Monday, February 29, 2016

Arizona Native American Caucus discusses taxation

STATE CAPITOL, PHOENIX – The Native American Caucus met yesterday for a presentation on the collection and distribution of transaction privilege tax, which is more commonly called sales tax, on Arizona’s Native American lands.

“I appreciate that so many people, including non-Native American legislators, attended our TPT presentation. Amending TPT collection and distribution has been a priority for the Native American caucus for years,” Rep. Sally Ann Gonzales, D-Tucson (District 3), said.

At the meeting, Elain Smith, representing the Arizona Department of Revenue’s Office of Economic Research and Analysis, gave the caucus an overview of Arizona’s TPT system. In fiscal year 2015, the state collected more than $46.3 million in TPT revenue from Arizona’s Native American nations. However, Native American nations received only about $2.6 million in the form of state funding for the Diné College and the Navajo Technical College.

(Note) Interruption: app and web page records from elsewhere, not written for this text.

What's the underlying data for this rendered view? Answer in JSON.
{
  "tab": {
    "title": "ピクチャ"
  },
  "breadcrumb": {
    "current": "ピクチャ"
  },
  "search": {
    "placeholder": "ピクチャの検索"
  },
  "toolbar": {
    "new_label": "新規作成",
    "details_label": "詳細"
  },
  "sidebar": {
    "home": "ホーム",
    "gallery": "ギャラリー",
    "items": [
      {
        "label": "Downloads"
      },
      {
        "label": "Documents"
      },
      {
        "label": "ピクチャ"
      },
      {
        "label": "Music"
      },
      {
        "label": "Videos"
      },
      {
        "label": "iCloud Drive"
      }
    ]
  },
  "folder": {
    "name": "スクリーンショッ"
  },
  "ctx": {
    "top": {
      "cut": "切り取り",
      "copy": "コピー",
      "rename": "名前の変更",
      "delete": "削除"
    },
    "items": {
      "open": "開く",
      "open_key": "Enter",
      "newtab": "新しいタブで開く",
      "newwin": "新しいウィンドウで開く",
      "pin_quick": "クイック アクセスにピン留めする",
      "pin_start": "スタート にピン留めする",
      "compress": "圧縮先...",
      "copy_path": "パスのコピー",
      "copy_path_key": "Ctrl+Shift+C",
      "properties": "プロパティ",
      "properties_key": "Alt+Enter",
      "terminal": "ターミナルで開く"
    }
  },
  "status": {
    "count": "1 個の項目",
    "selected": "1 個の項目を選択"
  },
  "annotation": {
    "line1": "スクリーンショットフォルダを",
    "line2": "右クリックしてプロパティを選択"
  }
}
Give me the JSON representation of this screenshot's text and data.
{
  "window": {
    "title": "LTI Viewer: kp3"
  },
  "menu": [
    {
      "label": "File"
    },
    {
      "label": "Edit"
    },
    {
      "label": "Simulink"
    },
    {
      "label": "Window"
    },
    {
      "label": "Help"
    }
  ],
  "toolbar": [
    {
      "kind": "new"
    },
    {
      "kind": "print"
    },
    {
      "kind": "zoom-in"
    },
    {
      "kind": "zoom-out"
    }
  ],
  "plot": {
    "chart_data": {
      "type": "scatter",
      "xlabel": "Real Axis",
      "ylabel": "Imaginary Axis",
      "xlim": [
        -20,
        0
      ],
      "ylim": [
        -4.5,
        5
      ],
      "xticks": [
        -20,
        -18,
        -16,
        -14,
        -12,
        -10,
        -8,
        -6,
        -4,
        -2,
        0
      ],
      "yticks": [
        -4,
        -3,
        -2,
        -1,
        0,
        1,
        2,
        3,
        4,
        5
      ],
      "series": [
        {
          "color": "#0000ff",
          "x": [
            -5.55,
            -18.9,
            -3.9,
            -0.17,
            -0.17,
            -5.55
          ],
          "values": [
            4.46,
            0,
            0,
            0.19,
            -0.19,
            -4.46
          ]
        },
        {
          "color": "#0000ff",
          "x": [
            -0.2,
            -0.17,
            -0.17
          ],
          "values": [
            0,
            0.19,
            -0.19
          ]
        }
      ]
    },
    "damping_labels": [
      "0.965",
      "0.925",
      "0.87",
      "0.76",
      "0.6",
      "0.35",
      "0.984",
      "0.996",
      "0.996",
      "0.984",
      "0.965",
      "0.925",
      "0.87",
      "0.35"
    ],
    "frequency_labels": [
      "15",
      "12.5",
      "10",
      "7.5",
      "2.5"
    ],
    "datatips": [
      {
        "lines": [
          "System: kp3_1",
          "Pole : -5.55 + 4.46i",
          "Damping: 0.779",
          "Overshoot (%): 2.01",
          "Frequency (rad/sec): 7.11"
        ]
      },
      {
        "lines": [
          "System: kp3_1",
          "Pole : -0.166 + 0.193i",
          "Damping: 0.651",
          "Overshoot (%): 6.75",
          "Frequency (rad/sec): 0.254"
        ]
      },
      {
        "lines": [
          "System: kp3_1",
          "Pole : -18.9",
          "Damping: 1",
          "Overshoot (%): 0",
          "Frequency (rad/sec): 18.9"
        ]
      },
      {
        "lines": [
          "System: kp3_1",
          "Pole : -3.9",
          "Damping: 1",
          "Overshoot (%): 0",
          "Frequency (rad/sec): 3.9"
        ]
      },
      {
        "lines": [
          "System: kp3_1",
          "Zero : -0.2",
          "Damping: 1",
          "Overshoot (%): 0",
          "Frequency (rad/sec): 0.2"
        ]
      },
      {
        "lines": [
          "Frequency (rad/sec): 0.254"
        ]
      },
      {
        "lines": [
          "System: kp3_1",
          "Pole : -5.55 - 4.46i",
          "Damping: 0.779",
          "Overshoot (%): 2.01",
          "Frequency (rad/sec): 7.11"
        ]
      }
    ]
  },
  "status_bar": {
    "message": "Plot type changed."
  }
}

“It is important to discuss this issue at the legislature because our current TPT collection and distribution system is racially biased and its inequity harms our Native American communities. Significant revenue is generated for the state on Indian land, but our reservations are left out of the distribution of that money,” Rep. Albert Hale, D-St. Michaels (District 7), said.

Rep. Gonzales agreed that the return to Native American nations is too low.

“Currently, Diné College and Navajo Technical College are the only Native American entities that receive TPT revenue. And the money they do receive is less than six percent of the TPT revenue collected on reservations. This system is totally unfair to Arizona’s Native American communities,” Rep. Gonzales said.

Rep. Jennifer D. Benally, D-Tuba City (District 7), reiterated the importance of the Native American Caucus meetings and said she hopes legislators and the public continue to attend.

“Arizonans need to know how much money is collected by the state from all of Arizona’s 22 Native American nations, and that the money going back to Indian nations does not reflect their contributions. This is not an issue just for members of the Native American Caucus, but for all state legislators and all Arizonans,” Rep. Benally said.